Dataset rows describing interfaces:
---+---

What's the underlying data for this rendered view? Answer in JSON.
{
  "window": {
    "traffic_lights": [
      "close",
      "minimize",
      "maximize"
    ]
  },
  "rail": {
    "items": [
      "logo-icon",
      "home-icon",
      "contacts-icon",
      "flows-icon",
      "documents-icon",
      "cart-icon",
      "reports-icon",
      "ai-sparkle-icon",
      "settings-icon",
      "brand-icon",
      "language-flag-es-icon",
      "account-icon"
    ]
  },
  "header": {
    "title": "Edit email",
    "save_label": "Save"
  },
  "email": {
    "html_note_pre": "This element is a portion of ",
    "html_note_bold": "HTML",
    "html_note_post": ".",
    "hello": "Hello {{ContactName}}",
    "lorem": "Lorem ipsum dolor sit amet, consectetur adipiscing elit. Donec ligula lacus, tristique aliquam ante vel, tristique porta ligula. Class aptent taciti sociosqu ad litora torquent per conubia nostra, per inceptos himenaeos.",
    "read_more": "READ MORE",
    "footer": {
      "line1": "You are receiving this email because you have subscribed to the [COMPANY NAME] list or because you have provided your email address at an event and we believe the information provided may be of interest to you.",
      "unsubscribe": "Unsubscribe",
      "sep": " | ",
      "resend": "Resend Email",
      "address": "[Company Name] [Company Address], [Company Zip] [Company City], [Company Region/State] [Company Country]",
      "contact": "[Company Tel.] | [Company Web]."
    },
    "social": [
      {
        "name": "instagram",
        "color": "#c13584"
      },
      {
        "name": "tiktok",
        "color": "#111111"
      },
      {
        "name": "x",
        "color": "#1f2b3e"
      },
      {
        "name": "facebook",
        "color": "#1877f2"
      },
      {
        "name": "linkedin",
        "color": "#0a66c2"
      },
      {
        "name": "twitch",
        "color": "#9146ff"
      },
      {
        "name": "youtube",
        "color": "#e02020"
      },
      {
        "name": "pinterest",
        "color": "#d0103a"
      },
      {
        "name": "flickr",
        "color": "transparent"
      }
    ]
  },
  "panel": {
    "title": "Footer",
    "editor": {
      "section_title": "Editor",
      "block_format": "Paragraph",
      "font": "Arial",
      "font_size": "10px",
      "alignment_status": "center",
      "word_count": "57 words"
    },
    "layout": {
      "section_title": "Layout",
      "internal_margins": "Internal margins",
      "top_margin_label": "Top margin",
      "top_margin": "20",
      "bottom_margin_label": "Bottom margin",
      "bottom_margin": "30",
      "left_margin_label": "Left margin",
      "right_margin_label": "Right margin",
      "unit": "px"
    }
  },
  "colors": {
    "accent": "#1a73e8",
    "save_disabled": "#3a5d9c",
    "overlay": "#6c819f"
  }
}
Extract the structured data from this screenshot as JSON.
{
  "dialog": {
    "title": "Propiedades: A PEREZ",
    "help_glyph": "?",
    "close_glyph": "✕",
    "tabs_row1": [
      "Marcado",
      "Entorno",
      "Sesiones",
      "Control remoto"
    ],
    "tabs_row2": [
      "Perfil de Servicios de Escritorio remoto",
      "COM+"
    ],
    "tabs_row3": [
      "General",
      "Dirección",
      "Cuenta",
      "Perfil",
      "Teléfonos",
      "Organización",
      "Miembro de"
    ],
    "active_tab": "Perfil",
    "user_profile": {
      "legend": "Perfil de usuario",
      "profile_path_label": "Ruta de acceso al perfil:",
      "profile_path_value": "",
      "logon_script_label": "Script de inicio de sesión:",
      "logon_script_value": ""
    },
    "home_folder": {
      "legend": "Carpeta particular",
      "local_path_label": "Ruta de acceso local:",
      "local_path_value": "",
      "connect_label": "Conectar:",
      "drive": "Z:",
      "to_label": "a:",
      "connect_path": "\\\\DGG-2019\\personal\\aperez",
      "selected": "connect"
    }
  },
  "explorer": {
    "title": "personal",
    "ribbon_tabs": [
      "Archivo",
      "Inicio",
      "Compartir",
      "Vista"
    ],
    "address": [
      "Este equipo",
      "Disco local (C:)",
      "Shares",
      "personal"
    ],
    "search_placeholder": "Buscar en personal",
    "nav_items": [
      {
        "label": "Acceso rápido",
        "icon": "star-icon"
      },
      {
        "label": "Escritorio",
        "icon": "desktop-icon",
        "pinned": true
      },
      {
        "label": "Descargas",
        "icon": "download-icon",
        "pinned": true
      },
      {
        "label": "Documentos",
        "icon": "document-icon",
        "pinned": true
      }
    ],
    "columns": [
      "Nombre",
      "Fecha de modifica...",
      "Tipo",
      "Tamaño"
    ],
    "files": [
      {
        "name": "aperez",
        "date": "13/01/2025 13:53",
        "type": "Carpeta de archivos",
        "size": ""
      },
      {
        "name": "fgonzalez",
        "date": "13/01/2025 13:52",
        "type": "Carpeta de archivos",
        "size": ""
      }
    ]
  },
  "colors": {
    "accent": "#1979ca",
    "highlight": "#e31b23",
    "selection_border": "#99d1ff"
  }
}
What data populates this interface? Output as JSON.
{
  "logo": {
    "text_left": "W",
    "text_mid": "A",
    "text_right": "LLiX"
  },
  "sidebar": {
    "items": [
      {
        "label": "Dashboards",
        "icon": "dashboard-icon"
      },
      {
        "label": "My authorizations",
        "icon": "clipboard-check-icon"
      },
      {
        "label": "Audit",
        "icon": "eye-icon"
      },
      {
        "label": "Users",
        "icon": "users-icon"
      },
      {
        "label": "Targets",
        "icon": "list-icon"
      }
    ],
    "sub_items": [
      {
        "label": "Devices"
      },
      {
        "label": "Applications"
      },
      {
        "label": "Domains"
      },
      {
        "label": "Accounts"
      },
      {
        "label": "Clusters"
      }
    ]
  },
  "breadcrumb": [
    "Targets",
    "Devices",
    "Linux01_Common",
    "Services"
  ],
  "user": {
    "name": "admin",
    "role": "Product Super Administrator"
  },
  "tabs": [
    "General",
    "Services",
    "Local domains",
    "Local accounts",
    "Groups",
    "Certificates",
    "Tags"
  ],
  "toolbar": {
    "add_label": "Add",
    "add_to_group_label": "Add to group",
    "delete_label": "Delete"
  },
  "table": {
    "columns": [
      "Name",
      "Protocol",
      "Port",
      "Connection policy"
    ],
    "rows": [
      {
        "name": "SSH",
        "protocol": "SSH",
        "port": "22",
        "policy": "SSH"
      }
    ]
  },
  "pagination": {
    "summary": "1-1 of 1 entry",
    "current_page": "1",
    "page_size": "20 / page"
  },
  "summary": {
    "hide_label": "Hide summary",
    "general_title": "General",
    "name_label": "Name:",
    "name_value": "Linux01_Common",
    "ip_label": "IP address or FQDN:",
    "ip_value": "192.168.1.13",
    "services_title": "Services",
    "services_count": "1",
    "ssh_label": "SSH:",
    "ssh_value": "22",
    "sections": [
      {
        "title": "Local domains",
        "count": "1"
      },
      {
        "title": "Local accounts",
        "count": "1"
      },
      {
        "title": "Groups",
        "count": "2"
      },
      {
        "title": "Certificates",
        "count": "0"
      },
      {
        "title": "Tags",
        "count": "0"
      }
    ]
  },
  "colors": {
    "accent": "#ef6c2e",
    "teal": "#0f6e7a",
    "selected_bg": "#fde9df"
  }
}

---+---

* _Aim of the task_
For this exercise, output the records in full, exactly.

* _Task solution_
What's the underlying data for this rendered view? Answer in JSON.
{
  "window": {
    "traffic_lights": [
      "close",
      "minimize",
      "maximize"
    ]
  },
  "rail": {
    "items": [
      "logo-icon",
      "home-icon",
      "contacts-icon",
      "flows-icon",
      "documents-icon",
      "cart-icon",
      "reports-icon",
      "ai-sparkle-icon",
      "settings-icon",
      "brand-icon",
      "language-flag-es-icon",
      "account-icon"
    ]
  },
  "header": {
    "title": "Edit email",
    "save_label": "Save"
  },
  "email": {
    "html_note_pre": "This element is a portion of ",
    "html_note_bold": "HTML",
    "html_note_post": ".",
    "hello": "Hello {{ContactName}}",
    "lorem": "Lorem ipsum dolor sit amet, consectetur adipiscing elit. Donec ligula lacus, tristique aliquam ante vel, tristique porta ligula. Class aptent taciti sociosqu ad litora torquent per conubia nostra, per inceptos himenaeos.",
    "read_more": "READ MORE",
    "footer": {
      "line1": "You are receiving this email because you have subscribed to the [COMPANY NAME] list or because you have provided your email address at an event and we believe the information provided may be of interest to you.",
      "unsubscribe": "Unsubscribe",
      "sep": " | ",
      "resend": "Resend Email",
      "address": "[Company Name] [Company Address], [Company Zip] [Company City], [Company Region/State] [Company Country]",
      "contact": "[Company Tel.] | [Company Web]."
    },
    "social": [
      {
        "name": "instagram",
        "color": "#c13584"
      },
      {
        "name": "tiktok",
        "color": "#111111"
      },
      {
        "name": "x",
        "color": "#1f2b3e"
      },
      {
        "name": "facebook",
        "color": "#1877f2"
      },
      {
        "name": "linkedin",
        "color": "#0a66c2"
      },
      {
        "name": "twitch",
        "color": "#9146ff"
      },
      {
        "name": "youtube",
        "color": "#e02020"
      },
      {
        "name": "pinterest",
        "color": "#d0103a"
      },
      {
        "name": "flickr",
        "color": "transparent"
      }
    ]
  },
  "panel": {
    "title": "Footer",
    "editor": {
      "section_title": "Editor",
      "block_format": "Paragraph",
      "font": "Arial",
      "font_size": "10px",
      "alignment_status": "center",
      "word_count": "57 words"
    },
    "layout": {
      "section_title": "Layout",
      "internal_margins": "Internal margins",
      "top_margin_label": "Top margin",
      "top_margin": "20",
      "bottom_margin_label": "Bottom margin",
      "bottom_margin": "30",
      "left_margin_label": "Left margin",
      "right_margin_label": "Right margin",
      "unit": "px"
    }
  },
  "colors": {
    "accent": "#1a73e8",
    "save_disabled": "#3a5d9c",
    "overlay": "#6c819f"
  }
}
Extract the structured data from this screenshot as JSON.
{
  "dialog": {
    "title": "Propiedades: A PEREZ",
    "help_glyph": "?",
    "close_glyph": "✕",
    "tabs_row1": [
      "Marcado",
      "Entorno",
      "Sesiones",
      "Control remoto"
    ],
    "tabs_row2": [
      "Perfil de Servicios de Escritorio remoto",
      "COM+"
    ],
    "tabs_row3": [
      "General",
      "Dirección",
      "Cuenta",
      "Perfil",
      "Teléfonos",
      "Organización",
      "Miembro de"
    ],
    "active_tab": "Perfil",
    "user_profile": {
      "legend": "Perfil de usuario",
      "profile_path_label": "Ruta de acceso al perfil:",
      "profile_path_value": "",
      "logon_script_label": "Script de inicio de sesión:",
      "logon_script_value": ""
    },
    "home_folder": {
      "legend": "Carpeta particular",
      "local_path_label": "Ruta de acceso local:",
      "local_path_value": "",
      "connect_label": "Conectar:",
      "drive": "Z:",
      "to_label": "a:",
      "connect_path": "\\\\DGG-2019\\personal\\aperez",
      "selected": "connect"
    }
  },
  "explorer": {
    "title": "personal",
    "ribbon_tabs": [
      "Archivo",
      "Inicio",
      "Compartir",
      "Vista"
    ],
    "address": [
      "Este equipo",
      "Disco local (C:)",
      "Shares",
      "personal"
    ],
    "search_placeholder": "Buscar en personal",
    "nav_items": [
      {
        "label": "Acceso rápido",
        "icon": "star-icon"
      },
      {
        "label": "Escritorio",
        "icon": "desktop-icon",
        "pinned": true
      },
      {
        "label": "Descargas",
        "icon": "download-icon",
        "pinned": true
      },
      {
        "label": "Documentos",
        "icon": "document-icon",
        "pinned": true
      }
    ],
    "columns": [
      "Nombre",
      "Fecha de modifica...",
      "Tipo",
      "Tamaño"
    ],
    "files": [
      {
        "name": "aperez",
        "date": "13/01/2025 13:53",
        "type": "Carpeta de archivos",
        "size": ""
      },
      {
        "name": "fgonzalez",
        "date": "13/01/2025 13:52",
        "type": "Carpeta de archivos",
        "size": ""
      }
    ]
  },
  "colors": {
    "accent": "#1979ca",
    "highlight": "#e31b23",
    "selection_border": "#99d1ff"
  }
}
What data populates this interface? Output as JSON.
{
  "logo": {
    "text_left": "W",
    "text_mid": "A",
    "text_right": "LLiX"
  },
  "sidebar": {
    "items": [
      {
        "label": "Dashboards",
        "icon": "dashboard-icon"
      },
      {
        "label": "My authorizations",
        "icon": "clipboard-check-icon"
      },
      {
        "label": "Audit",
        "icon": "eye-icon"
      },
      {
        "label": "Users",
        "icon": "users-icon"
      },
      {
        "label": "Targets",
        "icon": "list-icon"
      }
    ],
    "sub_items": [
      {
        "label": "Devices"
      },
      {
        "label": "Applications"
      },
      {
        "label": "Domains"
      },
      {
        "label": "Accounts"
      },
      {
        "label": "Clusters"
      }
    ]
  },
  "breadcrumb": [
    "Targets",
    "Devices",
    "Linux01_Common",
    "Services"
  ],
  "user": {
    "name": "admin",
    "role": "Product Super Administrator"
  },
  "tabs": [
    "General",
    "Services",
    "Local domains",
    "Local accounts",
    "Groups",
    "Certificates",
    "Tags"
  ],
  "toolbar": {
    "add_label": "Add",
    "add_to_group_label": "Add to group",
    "delete_label": "Delete"
  },
  "table": {
    "columns": [
      "Name",
      "Protocol",
      "Port",
      "Connection policy"
    ],
    "rows": [
      {
        "name": "SSH",
        "protocol": "SSH",
        "port": "22",
        "policy": "SSH"
      }
    ]
  },
  "pagination": {
    "summary": "1-1 of 1 entry",
    "current_page": "1",
    "page_size": "20 / page"
  },
  "summary": {
    "hide_label": "Hide summary",
    "general_title": "General",
    "name_label": "Name:",
    "name_value": "Linux01_Common",
    "ip_label": "IP address or FQDN:",
    "ip_value": "192.168.1.13",
    "services_title": "Services",
    "services_count": "1",
    "ssh_label": "SSH:",
    "ssh_value": "22",
    "sections": [
      {
        "title": "Local domains",
        "count": "1"
      },
      {
        "title": "Local accounts",
        "count": "1"
      },
      {
        "title": "Groups",
        "count": "2"
      },
      {
        "title": "Certificates",
        "count": "0"
      },
      {
        "title": "Tags",
        "count": "0"
      }
    ]
  },
  "colors": {
    "accent": "#ef6c2e",
    "teal": "#0f6e7a",
    "selected_bg": "#fde9df"
  }
}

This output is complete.